There is one thing that all of the many forms of electromagnetic radiation have in common.
It's their speed, the speed of light.
At the centre of black-holes are super-compact high mass objects called singularities.
These singularities have high gravities, so high that even light cannot escape from them.
This means that light, at all wavelengths, is captured within a black hole and we can't 'see'
a black-hole no matter how we look at one.
Just as moons, planets, and stars are gravity wells of varying strengths
(anything going too slow that comes too close will fall into them)
so too are black-holes gravity wells.
The area around a singularity, the part that is the black hole, has a type of boundary called an event horizon
which is calculated as the Schwartzchild Radius.
Within this radius the escape velocity is greater than the speed of light - hence the term black hole.
Outside of the event horizon the escape velocity becomes lower the further away you get.
This means that anything travelling slower than the speed of light may also be trapped in the gravity well and infall if it gets close enough.
There are three main ways of detecting black holes.|
These methods don't rely on observing the actual black hole, but the effect on surrounding matter by the singularity.
1. Infalling matter from an acretion disc emits radio and X-ray radiation which identifies possible black hole candidates.
Jets of radiation stream away from the black hole.
2. Gravitational lensing with no discernable galaxy as a lense may indicate the presence of a black hole.
In this image the gravitational lensing is due to the Galaxy Cluster Abel 1689,
black hole lensing will only occur when a black hole is directly between us and another object.
3. A high unseen mass as detected by the motion of a companion or nearby star may indicate the presence of a black hole.

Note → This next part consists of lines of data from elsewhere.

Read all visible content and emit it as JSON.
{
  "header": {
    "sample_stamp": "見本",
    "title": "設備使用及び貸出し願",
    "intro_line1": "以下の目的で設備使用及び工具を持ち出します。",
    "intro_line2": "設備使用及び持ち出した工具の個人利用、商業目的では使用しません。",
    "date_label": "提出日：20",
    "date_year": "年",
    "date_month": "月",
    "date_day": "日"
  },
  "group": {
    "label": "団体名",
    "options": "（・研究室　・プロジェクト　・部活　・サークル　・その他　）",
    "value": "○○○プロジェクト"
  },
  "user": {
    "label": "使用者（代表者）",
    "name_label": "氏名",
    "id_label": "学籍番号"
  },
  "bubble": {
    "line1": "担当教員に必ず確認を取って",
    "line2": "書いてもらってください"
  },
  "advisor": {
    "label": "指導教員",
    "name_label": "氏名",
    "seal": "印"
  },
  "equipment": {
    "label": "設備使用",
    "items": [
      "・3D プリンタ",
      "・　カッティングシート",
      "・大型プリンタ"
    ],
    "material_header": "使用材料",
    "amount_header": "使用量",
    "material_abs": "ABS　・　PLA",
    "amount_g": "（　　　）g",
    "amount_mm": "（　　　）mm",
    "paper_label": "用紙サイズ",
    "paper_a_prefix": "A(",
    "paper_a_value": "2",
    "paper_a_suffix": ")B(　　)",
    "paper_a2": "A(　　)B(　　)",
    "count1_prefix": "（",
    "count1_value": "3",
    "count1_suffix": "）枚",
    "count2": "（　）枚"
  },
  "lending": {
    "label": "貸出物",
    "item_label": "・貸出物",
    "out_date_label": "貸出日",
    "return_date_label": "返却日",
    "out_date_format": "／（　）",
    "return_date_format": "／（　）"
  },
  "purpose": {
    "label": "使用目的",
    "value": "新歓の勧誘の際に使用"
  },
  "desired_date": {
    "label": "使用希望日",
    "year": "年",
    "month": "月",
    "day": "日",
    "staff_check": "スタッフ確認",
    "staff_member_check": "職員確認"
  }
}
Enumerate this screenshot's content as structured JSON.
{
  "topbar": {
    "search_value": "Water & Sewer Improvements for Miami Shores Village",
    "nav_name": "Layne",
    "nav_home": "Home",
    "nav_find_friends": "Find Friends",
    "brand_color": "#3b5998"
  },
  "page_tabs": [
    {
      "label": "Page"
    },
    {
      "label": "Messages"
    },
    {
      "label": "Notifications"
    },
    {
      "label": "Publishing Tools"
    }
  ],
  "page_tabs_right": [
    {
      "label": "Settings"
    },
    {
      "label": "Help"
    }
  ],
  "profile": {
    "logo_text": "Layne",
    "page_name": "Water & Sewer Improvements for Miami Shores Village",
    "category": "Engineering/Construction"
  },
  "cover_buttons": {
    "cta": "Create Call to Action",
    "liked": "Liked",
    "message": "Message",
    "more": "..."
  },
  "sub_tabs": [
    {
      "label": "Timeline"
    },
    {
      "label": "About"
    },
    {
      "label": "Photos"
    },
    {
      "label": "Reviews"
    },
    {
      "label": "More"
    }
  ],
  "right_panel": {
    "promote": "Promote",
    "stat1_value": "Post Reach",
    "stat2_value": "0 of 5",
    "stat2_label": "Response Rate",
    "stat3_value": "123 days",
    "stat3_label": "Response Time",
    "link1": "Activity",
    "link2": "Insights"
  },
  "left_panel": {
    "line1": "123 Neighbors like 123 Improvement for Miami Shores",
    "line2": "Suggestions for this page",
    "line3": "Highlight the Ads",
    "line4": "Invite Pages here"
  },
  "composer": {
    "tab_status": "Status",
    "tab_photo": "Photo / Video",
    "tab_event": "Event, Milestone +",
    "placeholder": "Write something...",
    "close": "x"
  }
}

This small movie file shows the motion of stars
around the black hole at the centre of the Milky Way
from 1992 to 2006.